[Excerpts from a dataset]
-=-=-

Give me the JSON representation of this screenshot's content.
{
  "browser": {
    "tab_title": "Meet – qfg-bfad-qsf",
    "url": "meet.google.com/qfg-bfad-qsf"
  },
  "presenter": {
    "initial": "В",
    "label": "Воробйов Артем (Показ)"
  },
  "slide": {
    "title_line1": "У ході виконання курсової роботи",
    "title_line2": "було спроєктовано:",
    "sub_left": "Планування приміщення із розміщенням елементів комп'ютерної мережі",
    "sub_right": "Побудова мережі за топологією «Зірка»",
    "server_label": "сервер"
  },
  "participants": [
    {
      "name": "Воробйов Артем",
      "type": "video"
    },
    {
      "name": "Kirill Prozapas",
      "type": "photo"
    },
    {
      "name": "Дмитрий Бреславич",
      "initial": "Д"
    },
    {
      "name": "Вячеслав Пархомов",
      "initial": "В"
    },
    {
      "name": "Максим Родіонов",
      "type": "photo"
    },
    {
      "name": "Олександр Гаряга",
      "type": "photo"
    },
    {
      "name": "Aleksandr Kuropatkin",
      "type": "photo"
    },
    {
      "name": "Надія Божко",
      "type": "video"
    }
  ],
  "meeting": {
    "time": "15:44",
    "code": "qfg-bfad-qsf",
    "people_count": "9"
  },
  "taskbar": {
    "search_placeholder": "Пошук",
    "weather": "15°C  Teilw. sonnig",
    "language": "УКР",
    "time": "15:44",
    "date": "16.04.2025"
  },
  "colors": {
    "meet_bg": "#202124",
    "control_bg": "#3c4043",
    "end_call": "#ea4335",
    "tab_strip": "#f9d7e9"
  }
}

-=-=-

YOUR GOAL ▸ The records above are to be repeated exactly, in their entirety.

RESULT OF THIS TASK ▸
Give me the JSON representation of this screenshot's content.
{
  "browser": {
    "tab_title": "Meet – qfg-bfad-qsf",
    "url": "meet.google.com/qfg-bfad-qsf"
  },
  "presenter": {
    "initial": "В",
    "label": "Воробйов Артем (Показ)"
  },
  "slide": {
    "title_line1": "У ході виконання курсової роботи",
    "title_line2": "було спроєктовано:",
    "sub_left": "Планування приміщення із розміщенням елементів комп'ютерної мережі",
    "sub_right": "Побудова мережі за топологією «Зірка»",
    "server_label": "сервер"
  },
  "participants": [
    {
      "name": "Воробйов Артем",
      "type": "video"
    },
    {
      "name": "Kirill Prozapas",
      "type": "photo"
    },
    {
      "name": "Дмитрий Бреславич",
      "initial": "Д"
    },
    {
      "name": "Вячеслав Пархомов",
      "initial": "В"
    },
    {
      "name": "Максим Родіонов",
      "type": "photo"
    },
    {
      "name": "Олександр Гаряга",
      "type": "photo"
    },
    {
      "name": "Aleksandr Kuropatkin",
      "type": "photo"
    },
    {
      "name": "Надія Божко",
      "type": "video"
    }
  ],
  "meeting": {
    "time": "15:44",
    "code": "qfg-bfad-qsf",
    "people_count": "9"
  },
  "taskbar": {
    "search_placeholder": "Пошук",
    "weather": "15°C  Teilw. sonnig",
    "language": "УКР",
    "time": "15:44",
    "date": "16.04.2025"
  },
  "colors": {
    "meet_bg": "#202124",
    "control_bg": "#3c4043",
    "end_call": "#ea4335",
    "tab_strip": "#f9d7e9"
  }
}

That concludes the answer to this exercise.